|Email Newsletters from Pharmaceutical Technology and Pharmaceutical Technology Europe|
News from Europe's pharmaceutical manufacturing industry coupled with upcoming events, and exclusive articles and interviews from industry experts.
Choosing Overkill Cycle Parameters
Conventionally, the term “overkill cycle" in validation of a steam-sterilization autoclave process is understood to mean that all items were steamed beyond all hope of anything surviving a grossly exaggerated load cycle. This cavalier approach to sterilization validation, however, is no longer enough to satisfy most regulatory inspectors, who have grown accustomed to control strategies based on risk assessment and scientific rational for the mitigation of the identified risks. A more robust, quality-by-design philosophy based in sound science and process understanding is more appropriate and defendable.
A key component when presenting any autoclave validation package is to be able to clearly defend how the requirement to correlate biologic and physical lethality data from the validation reports is satisfied (1). Fulfilling this requirement can provide sound justification for autoclave critical process parameters (CPPs) and how they were validated.
Development work to justify load parameters
It is necessary to compare theoretical F0s (i.e., lethality levels) with the actual F0s delivered in an actual cycle. This real development testing will give a good idea of performance and capability of the autoclave and allow for realistic program-parameter settings.
It may be appropriate to add some time or temperature as a safety factor to account for all of the variables inherent to autoclaving items needed in a manufacturing process. Unknown incoming bioburden load is a reasonable driver to choose an overkill sterilization cycle. However, gross overage indicates a lack of control of the process and a lack of understanding of the appropriate lethality being delivered to load items. Delivered lethality should be well understood from development runs and applied judiciously, even in overkill cycles, in order for validation to be a credible assurance of process functionality.
Fractional cycles as a method of validating overkill cycles
By defining a fractional (i.e., partial) cycle time and temperature for validation loads based on an understanding of the autoclave capabilities in conjunction with particular load limitations, an excellent rationale can be made, and manufacturing cycles can be programmed as overkill cycles. The overkill compensates for deviations in time or temperature caused by calibration faults in controlling thermocouples, chamber leaks, variability in packaging and assembling components, or other production events.
—John Anderson is a quality assurance and validation professional with years of inspection experience. He can be reached at email@example.com.

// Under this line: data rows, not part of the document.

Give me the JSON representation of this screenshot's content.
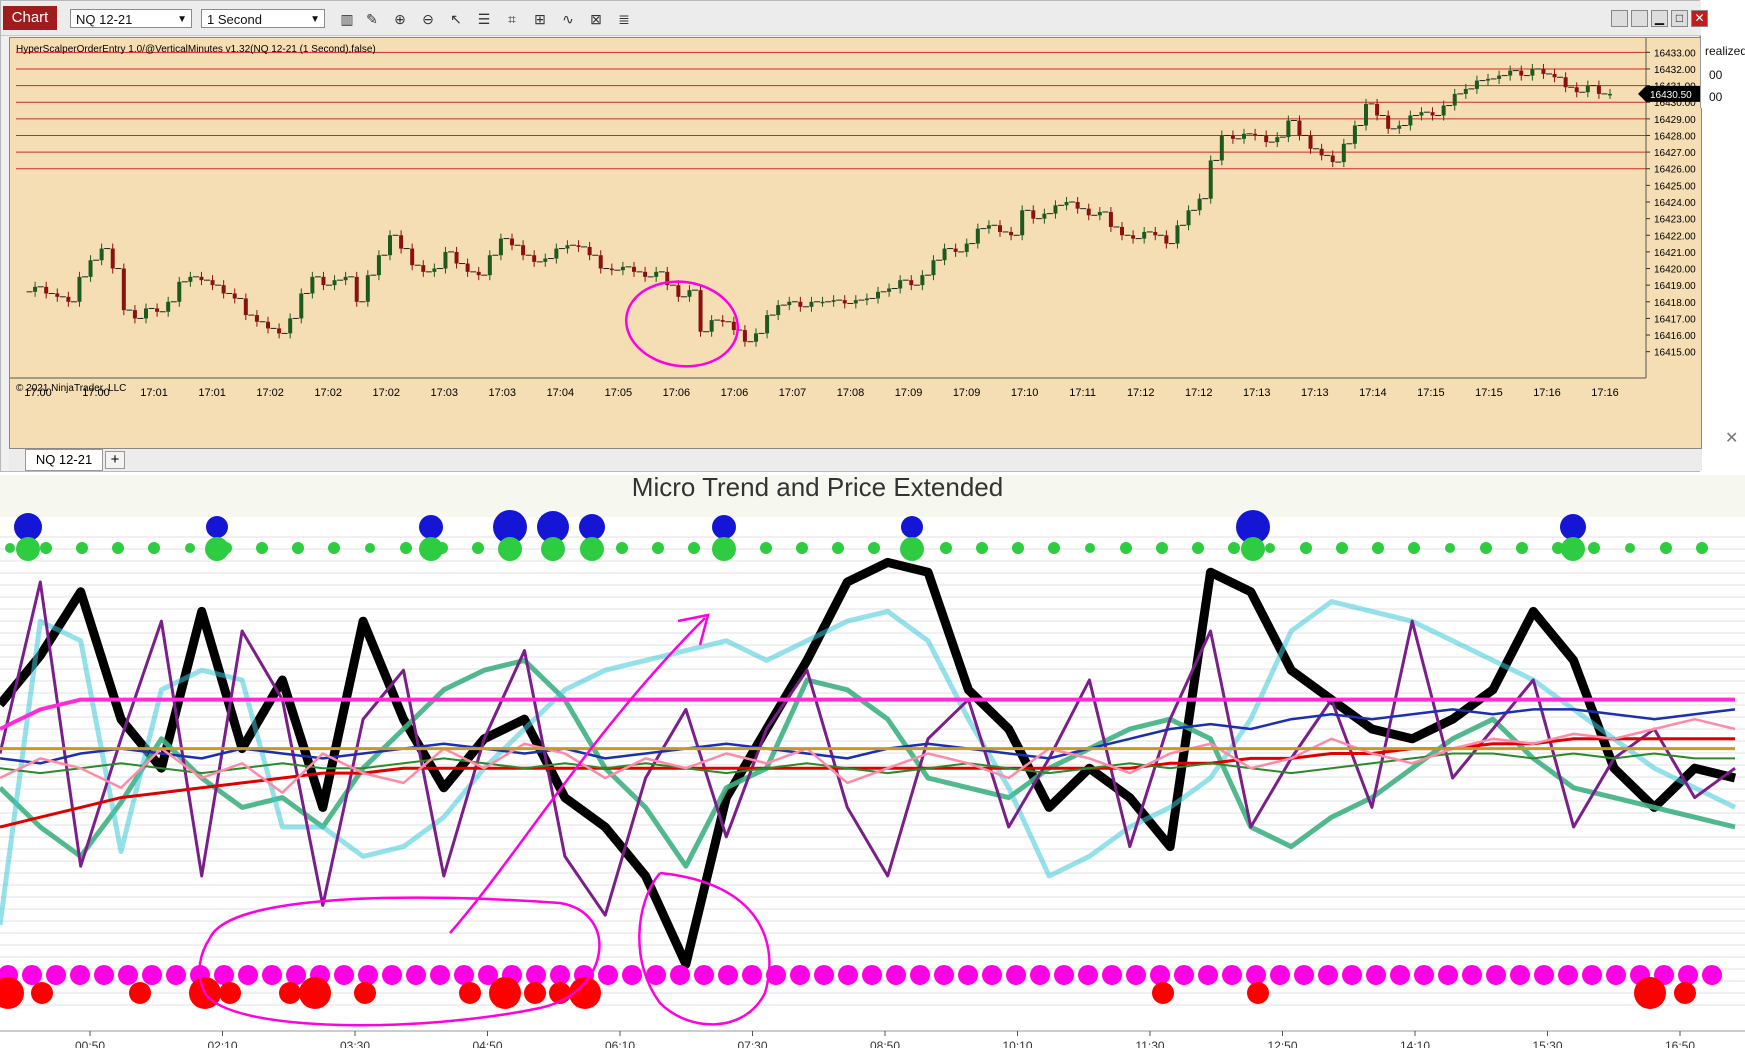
{
  "toolbar": {
    "chart_label": "Chart",
    "instrument": "NQ 12-21",
    "interval": "1 Second",
    "tools": [
      "bar-chart-icon",
      "pencil-icon",
      "zoom-in-icon",
      "zoom-out-icon",
      "cursor-icon",
      "properties-icon",
      "data-box-icon",
      "strategies-icon",
      "indicators-icon",
      "chart-trader-icon",
      "list-icon"
    ],
    "window_buttons": [
      "restore-icon",
      "tile-icon",
      "minimize-icon",
      "maximize-icon",
      "close-icon"
    ]
  },
  "top_chart": {
    "indicator_label": "HyperScalperOrderEntry 1.0/@VerticalMinutes v1.32(NQ 12-21 (1 Second),false)",
    "copyright": "© 2021 NinjaTrader, LLC",
    "last_price": "16430.50",
    "y_labels": [
      "16433.00",
      "16432.00",
      "16431.00",
      "16430.00",
      "16429.00",
      "16428.00",
      "16427.00",
      "16426.00",
      "16425.00",
      "16424.00",
      "16423.00",
      "16422.00",
      "16421.00",
      "16420.00",
      "16419.00",
      "16418.00",
      "16417.00",
      "16416.00",
      "16415.00"
    ],
    "x_labels": [
      "17:00",
      "17:00",
      "17:01",
      "17:01",
      "17:02",
      "17:02",
      "17:02",
      "17:03",
      "17:03",
      "17:04",
      "17:05",
      "17:06",
      "17:06",
      "17:07",
      "17:08",
      "17:09",
      "17:09",
      "17:10",
      "17:11",
      "17:12",
      "17:12",
      "17:13",
      "17:13",
      "17:14",
      "17:15",
      "17:15",
      "17:16",
      "17:16"
    ],
    "horizontal_line_levels": [
      16433,
      16432,
      16431,
      16430,
      16429,
      16428,
      16427,
      16426
    ],
    "colors": {
      "background": "#f5deb3",
      "up": "#1d5a1d",
      "down": "#8b1010",
      "level_line": "#cc2a2a",
      "annotation": "#ff00e0"
    }
  },
  "tabs": {
    "active": "NQ 12-21",
    "add": "+"
  },
  "right_strip": {
    "line1": "realized",
    "line2": "00",
    "line3": "00"
  },
  "bottom_chart": {
    "title": "Micro Trend and Price Extended",
    "x_labels": [
      "00:50",
      "02:10",
      "03:30",
      "04:50",
      "06:10",
      "07:30",
      "08:50",
      "10:10",
      "11:30",
      "12:50",
      "14:10",
      "15:30",
      "16:50"
    ]
  },
  "chart_data": [
    {
      "type": "candlestick",
      "title": "",
      "xlabel": "",
      "ylabel": "",
      "ylim": [
        16414.5,
        16433.5
      ],
      "x_range": [
        "17:00",
        "17:16"
      ],
      "series": [
        {
          "name": "",
          "values": [
            16418.6,
            16418.9,
            16418.5,
            16418.3,
            16418.0,
            16419.5,
            16420.5,
            16421.2,
            16420.0,
            16417.5,
            16417.0,
            16417.6,
            16417.4,
            16418.0,
            16419.2,
            16419.5,
            16419.3,
            16419.0,
            16418.5,
            16418.2,
            16417.2,
            16416.8,
            16416.4,
            16416.1,
            16417.0,
            16418.5,
            16419.5,
            16419.0,
            16419.3,
            16419.5,
            16418.0,
            16419.6,
            16420.8,
            16422.0,
            16421.2,
            16420.2,
            16419.8,
            16420.0,
            16421.0,
            16420.3,
            16419.8,
            16419.6,
            16420.8,
            16421.8,
            16421.4,
            16420.8,
            16420.4,
            16420.6,
            16421.2,
            16421.4,
            16421.3,
            16420.8,
            16420.0,
            16419.9,
            16420.1,
            16419.8,
            16419.5,
            16419.8,
            16419.0,
            16418.3,
            16418.7,
            16416.2,
            16416.9,
            16416.8,
            16416.3,
            16415.6,
            16416.1,
            16417.2,
            16417.8,
            16418.0,
            16417.7,
            16418.0,
            16418.0,
            16418.1,
            16417.9,
            16418.1,
            16418.2,
            16418.6,
            16418.8,
            16419.3,
            16419.0,
            16419.6,
            16420.5,
            16421.2,
            16421.0,
            16421.5,
            16422.4,
            16422.6,
            16422.2,
            16422.0,
            16423.5,
            16423.0,
            16423.3,
            16423.8,
            16424.0,
            16423.6,
            16423.2,
            16423.4,
            16422.5,
            16422.0,
            16421.8,
            16422.2,
            16422.0,
            16421.5,
            16422.6,
            16423.5,
            16424.2,
            16426.5,
            16428.0,
            16427.8,
            16428.1,
            16428.0,
            16427.6,
            16427.9,
            16428.9,
            16428.0,
            16427.2,
            16426.8,
            16426.4,
            16427.5,
            16428.6,
            16429.9,
            16429.2,
            16428.4,
            16428.6,
            16429.2,
            16429.4,
            16429.2,
            16429.8,
            16430.5,
            16430.8,
            16431.3,
            16431.4,
            16431.6,
            16431.9,
            16431.6,
            16432.0,
            16431.7,
            16431.5,
            16430.9,
            16430.6,
            16431.0,
            16430.5,
            16430.5
          ]
        }
      ],
      "price_levels": [
        16433,
        16432,
        16431,
        16430,
        16429,
        16428,
        16427,
        16426
      ],
      "last_price": 16430.5,
      "annotations": [
        {
          "shape": "ellipse",
          "near_time": "17:06"
        }
      ]
    },
    {
      "type": "line",
      "title": "Micro Trend and Price Extended",
      "xlabel": "",
      "ylabel": "",
      "x_labels": [
        "00:50",
        "02:10",
        "03:30",
        "04:50",
        "06:10",
        "07:30",
        "08:50",
        "10:10",
        "11:30",
        "12:50",
        "14:10",
        "15:30",
        "16:50"
      ],
      "ylim": [
        0,
        100
      ],
      "series": [
        {
          "name": "",
          "color": "#000000",
          "values": [
            65,
            75,
            88,
            62,
            52,
            84,
            56,
            70,
            44,
            82,
            62,
            48,
            58,
            62,
            46,
            40,
            30,
            12,
            46,
            60,
            74,
            90,
            94,
            92,
            68,
            60,
            44,
            52,
            46,
            36,
            92,
            88,
            72,
            66,
            60,
            58,
            62,
            68,
            84,
            74,
            52,
            44,
            52,
            50
          ]
        },
        {
          "name": "",
          "color": "#3fb081",
          "values": [
            48,
            40,
            34,
            45,
            58,
            50,
            44,
            46,
            40,
            52,
            60,
            68,
            72,
            74,
            66,
            52,
            44,
            32,
            48,
            52,
            70,
            68,
            62,
            50,
            48,
            46,
            52,
            56,
            60,
            62,
            58,
            40,
            36,
            42,
            46,
            52,
            58,
            62,
            54,
            48,
            46,
            44,
            42,
            40
          ]
        },
        {
          "name": "",
          "color": "#3cc8d8",
          "values": [
            20,
            82,
            78,
            35,
            68,
            72,
            70,
            40,
            40,
            34,
            36,
            42,
            52,
            60,
            68,
            72,
            74,
            76,
            78,
            74,
            78,
            82,
            84,
            78,
            62,
            48,
            30,
            34,
            40,
            44,
            50,
            62,
            80,
            86,
            84,
            82,
            78,
            74,
            70,
            64,
            58,
            52,
            48,
            44
          ]
        },
        {
          "name": "",
          "color": "#7a1f8a",
          "values": [
            55,
            90,
            32,
            58,
            82,
            30,
            80,
            66,
            24,
            62,
            72,
            30,
            58,
            76,
            34,
            22,
            50,
            64,
            38,
            60,
            72,
            44,
            30,
            58,
            66,
            40,
            54,
            70,
            36,
            62,
            80,
            40,
            54,
            66,
            44,
            82,
            50,
            60,
            70,
            40,
            54,
            60,
            46,
            52
          ]
        },
        {
          "name": "",
          "color": "#ff2bd6",
          "values": [
            60,
            64,
            66,
            66,
            66,
            66,
            66,
            66,
            66,
            66,
            66,
            66,
            66,
            66,
            66,
            66,
            66,
            66,
            66,
            66,
            66,
            66,
            66,
            66,
            66,
            66,
            66,
            66,
            66,
            66,
            66,
            66,
            66,
            66,
            66,
            66,
            66,
            66,
            66,
            66,
            66,
            66,
            66,
            66
          ]
        },
        {
          "name": "",
          "color": "#e00000",
          "values": [
            40,
            42,
            44,
            46,
            47,
            48,
            49,
            50,
            51,
            51,
            52,
            52,
            52,
            52,
            52,
            52,
            52,
            52,
            52,
            52,
            52,
            52,
            52,
            52,
            52,
            52,
            52,
            52,
            52,
            53,
            53,
            54,
            54,
            55,
            55,
            56,
            56,
            57,
            57,
            58,
            58,
            58,
            58,
            58
          ]
        },
        {
          "name": "",
          "color": "#1c2fb0",
          "values": [
            54,
            53,
            55,
            56,
            55,
            54,
            56,
            55,
            54,
            55,
            56,
            57,
            56,
            55,
            56,
            54,
            55,
            56,
            57,
            56,
            55,
            54,
            56,
            57,
            56,
            55,
            54,
            56,
            58,
            60,
            61,
            60,
            62,
            63,
            62,
            63,
            64,
            63,
            64,
            64,
            63,
            62,
            63,
            64
          ]
        },
        {
          "name": "",
          "color": "#2a8a2a",
          "values": [
            52,
            51,
            52,
            53,
            52,
            51,
            52,
            53,
            52,
            52,
            53,
            54,
            53,
            52,
            53,
            52,
            53,
            52,
            51,
            52,
            53,
            52,
            51,
            52,
            53,
            52,
            51,
            52,
            53,
            52,
            53,
            52,
            51,
            52,
            53,
            54,
            55,
            55,
            54,
            55,
            54,
            55,
            54,
            54
          ]
        },
        {
          "name": "",
          "color": "#ff8aa8",
          "values": [
            50,
            54,
            52,
            48,
            56,
            50,
            53,
            47,
            55,
            51,
            49,
            56,
            52,
            57,
            55,
            50,
            54,
            52,
            55,
            53,
            56,
            49,
            52,
            55,
            53,
            50,
            56,
            54,
            51,
            55,
            57,
            52,
            54,
            58,
            55,
            53,
            56,
            58,
            57,
            59,
            58,
            60,
            62,
            60
          ]
        },
        {
          "name": "",
          "color": "#c89a20",
          "values": [
            56,
            56,
            56,
            56,
            56,
            56,
            56,
            56,
            56,
            56,
            56,
            56,
            56,
            56,
            56,
            56,
            56,
            56,
            56,
            56,
            56,
            56,
            56,
            56,
            56,
            56,
            56,
            56,
            56,
            56,
            56,
            56,
            56,
            56,
            56,
            56,
            56,
            56,
            56,
            56,
            56,
            56,
            56,
            56
          ]
        }
      ],
      "markers": {
        "blue": [
          "00:50",
          "02:10",
          "03:30",
          "04:50",
          "06:10",
          "07:30",
          "08:50",
          "12:50",
          "15:30"
        ],
        "green_row": "top",
        "magenta_row": "bottom",
        "red_row": "bottom"
      }
    }
  ]
}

This article is excerpted from an article on defining and presenting overkill cycle validation, which will appear in the Troubleshooting column of the November 2013 issue of Pharmaceutical Technology.